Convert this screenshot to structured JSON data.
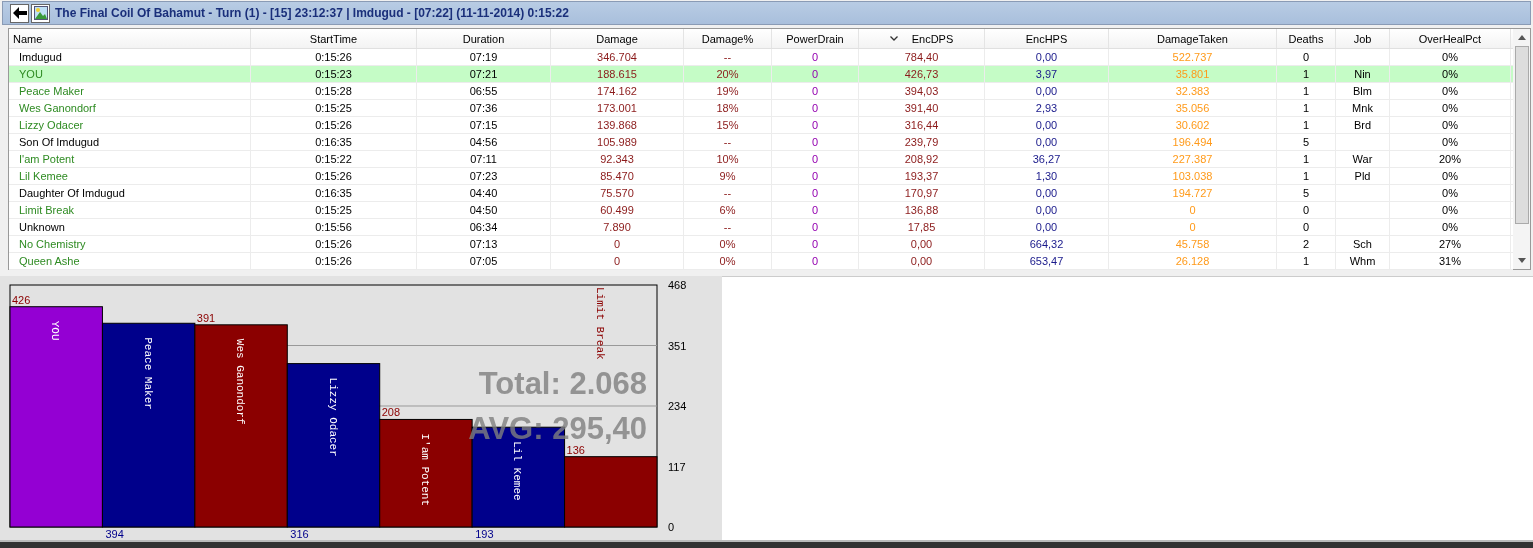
{
  "window": {
    "title": "The Final Coil Of Bahamut - Turn (1) - [15] 23:12:37 | Imdugud - [07:22] (11-11-2014) 0:15:22"
  },
  "table": {
    "columns": [
      {
        "label": "Name",
        "sorted": false
      },
      {
        "label": "StartTime",
        "sorted": false
      },
      {
        "label": "Duration",
        "sorted": false
      },
      {
        "label": "Damage",
        "sorted": false
      },
      {
        "label": "Damage%",
        "sorted": false
      },
      {
        "label": "PowerDrain",
        "sorted": false
      },
      {
        "label": "EncDPS",
        "sorted": true
      },
      {
        "label": "EncHPS",
        "sorted": false
      },
      {
        "label": "DamageTaken",
        "sorted": false
      },
      {
        "label": "Deaths",
        "sorted": false
      },
      {
        "label": "Job",
        "sorted": false
      },
      {
        "label": "OverHealPct",
        "sorted": false
      }
    ],
    "rows": [
      {
        "kind": "enemy",
        "selected": false,
        "cells": [
          "Imdugud",
          "0:15:26",
          "07:19",
          "346.704",
          "--",
          "0",
          "784,40",
          "0,00",
          "522.737",
          "0",
          "",
          "0%"
        ]
      },
      {
        "kind": "ally",
        "selected": true,
        "cells": [
          "YOU",
          "0:15:23",
          "07:21",
          "188.615",
          "20%",
          "0",
          "426,73",
          "3,97",
          "35.801",
          "1",
          "Nin",
          "0%"
        ]
      },
      {
        "kind": "ally",
        "selected": false,
        "cells": [
          "Peace Maker",
          "0:15:28",
          "06:55",
          "174.162",
          "19%",
          "0",
          "394,03",
          "0,00",
          "32.383",
          "1",
          "Blm",
          "0%"
        ]
      },
      {
        "kind": "ally",
        "selected": false,
        "cells": [
          "Wes Ganondorf",
          "0:15:25",
          "07:36",
          "173.001",
          "18%",
          "0",
          "391,40",
          "2,93",
          "35.056",
          "1",
          "Mnk",
          "0%"
        ]
      },
      {
        "kind": "ally",
        "selected": false,
        "cells": [
          "Lizzy Odacer",
          "0:15:26",
          "07:15",
          "139.868",
          "15%",
          "0",
          "316,44",
          "0,00",
          "30.602",
          "1",
          "Brd",
          "0%"
        ]
      },
      {
        "kind": "enemy",
        "selected": false,
        "cells": [
          "Son Of Imdugud",
          "0:16:35",
          "04:56",
          "105.989",
          "--",
          "0",
          "239,79",
          "0,00",
          "196.494",
          "5",
          "",
          "0%"
        ]
      },
      {
        "kind": "ally",
        "selected": false,
        "cells": [
          "I'am Potent",
          "0:15:22",
          "07:11",
          "92.343",
          "10%",
          "0",
          "208,92",
          "36,27",
          "227.387",
          "1",
          "War",
          "20%"
        ]
      },
      {
        "kind": "ally",
        "selected": false,
        "cells": [
          "Lil Kemee",
          "0:15:26",
          "07:23",
          "85.470",
          "9%",
          "0",
          "193,37",
          "1,30",
          "103.038",
          "1",
          "Pld",
          "0%"
        ]
      },
      {
        "kind": "enemy",
        "selected": false,
        "cells": [
          "Daughter Of Imdugud",
          "0:16:35",
          "04:40",
          "75.570",
          "--",
          "0",
          "170,97",
          "0,00",
          "194.727",
          "5",
          "",
          "0%"
        ]
      },
      {
        "kind": "ally",
        "selected": false,
        "cells": [
          "Limit Break",
          "0:15:25",
          "04:50",
          "60.499",
          "6%",
          "0",
          "136,88",
          "0,00",
          "0",
          "0",
          "",
          "0%"
        ]
      },
      {
        "kind": "enemy",
        "selected": false,
        "cells": [
          "Unknown",
          "0:15:56",
          "06:34",
          "7.890",
          "--",
          "0",
          "17,85",
          "0,00",
          "0",
          "0",
          "",
          "0%"
        ]
      },
      {
        "kind": "ally",
        "selected": false,
        "cells": [
          "No Chemistry",
          "0:15:26",
          "07:13",
          "0",
          "0%",
          "0",
          "0,00",
          "664,32",
          "45.758",
          "2",
          "Sch",
          "27%"
        ]
      },
      {
        "kind": "ally",
        "selected": false,
        "cells": [
          "Queen Ashe",
          "0:15:26",
          "07:05",
          "0",
          "0%",
          "0",
          "0,00",
          "653,47",
          "26.128",
          "1",
          "Whm",
          "31%"
        ]
      }
    ]
  },
  "chart": {
    "chart_data": {
      "type": "bar",
      "categories": [
        "YOU",
        "Peace Maker",
        "Wes Ganondorf",
        "Lizzy Odacer",
        "I'am Potent",
        "Lil Kemee",
        "Limit Break"
      ],
      "values": [
        426,
        394,
        391,
        316,
        208,
        193,
        136
      ],
      "colors": [
        "#9400d3",
        "#00008b",
        "#8b0000",
        "#00008b",
        "#8b0000",
        "#00008b",
        "#8b0000"
      ],
      "value_labels": [
        "426",
        "394",
        "391",
        "316",
        "208",
        "193",
        "136"
      ],
      "ylim": [
        0,
        468
      ],
      "yticks": [
        0,
        117,
        234,
        351,
        468
      ],
      "annotations": [
        "Total: 2.068",
        "AVG: 295,40"
      ]
    }
  }
}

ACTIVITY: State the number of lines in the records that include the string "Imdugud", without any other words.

TASK SOLUTION: 4